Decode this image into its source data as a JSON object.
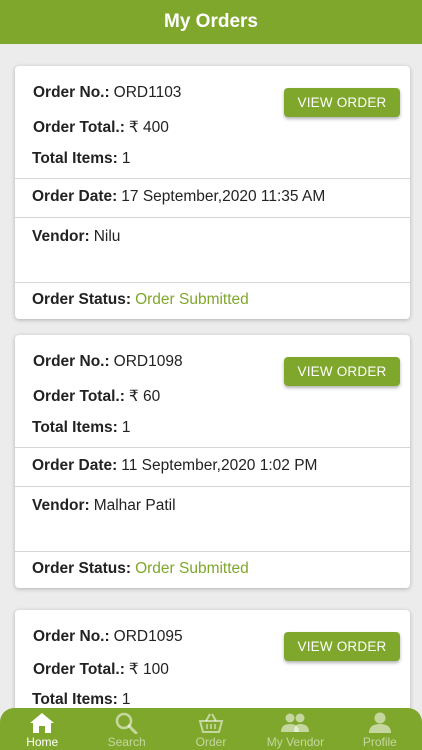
{
  "header": {
    "title": "My Orders"
  },
  "labels": {
    "order_no": "Order No.:",
    "order_total": "Order Total.:",
    "total_items": "Total Items:",
    "order_date": "Order Date:",
    "vendor": "Vendor:",
    "order_status": "Order Status:",
    "view_order": "VIEW ORDER"
  },
  "orders": [
    {
      "order_no": "ORD1103",
      "total": "₹ 400",
      "items": "1",
      "date": "17 September,2020 11:35 AM",
      "vendor": "Nilu",
      "status": "Order Submitted"
    },
    {
      "order_no": "ORD1098",
      "total": "₹ 60",
      "items": "1",
      "date": "11 September,2020 1:02 PM",
      "vendor": "Malhar Patil",
      "status": "Order Submitted"
    },
    {
      "order_no": "ORD1095",
      "total": "₹ 100",
      "items": "1"
    }
  ],
  "nav": [
    {
      "label": "Home",
      "icon": "home-icon",
      "active": true
    },
    {
      "label": "Search",
      "icon": "search-icon",
      "active": false
    },
    {
      "label": "Order",
      "icon": "basket-icon",
      "active": false
    },
    {
      "label": "My Vendor",
      "icon": "people-icon",
      "active": false
    },
    {
      "label": "Profile",
      "icon": "person-icon",
      "active": false
    }
  ],
  "colors": {
    "accent": "#7fa72c",
    "background": "#ececec"
  }
}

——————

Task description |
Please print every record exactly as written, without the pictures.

Written response |
Decode this image into its source data as a JSON object.
{
  "header": {
    "title": "My Orders"
  },
  "labels": {
    "order_no": "Order No.:",
    "order_total": "Order Total.:",
    "total_items": "Total Items:",
    "order_date": "Order Date:",
    "vendor": "Vendor:",
    "order_status": "Order Status:",
    "view_order": "VIEW ORDER"
  },
  "orders": [
    {
      "order_no": "ORD1103",
      "total": "₹ 400",
      "items": "1",
      "date": "17 September,2020 11:35 AM",
      "vendor": "Nilu",
      "status": "Order Submitted"
    },
    {
      "order_no": "ORD1098",
      "total": "₹ 60",
      "items": "1",
      "date": "11 September,2020 1:02 PM",
      "vendor": "Malhar Patil",
      "status": "Order Submitted"
    },
    {
      "order_no": "ORD1095",
      "total": "₹ 100",
      "items": "1"
    }
  ],
  "nav": [
    {
      "label": "Home",
      "icon": "home-icon",
      "active": true
    },
    {
      "label": "Search",
      "icon": "search-icon",
      "active": false
    },
    {
      "label": "Order",
      "icon": "basket-icon",
      "active": false
    },
    {
      "label": "My Vendor",
      "icon": "people-icon",
      "active": false
    },
    {
      "label": "Profile",
      "icon": "person-icon",
      "active": false
    }
  ],
  "colors": {
    "accent": "#7fa72c",
    "background": "#ececec"
  }
}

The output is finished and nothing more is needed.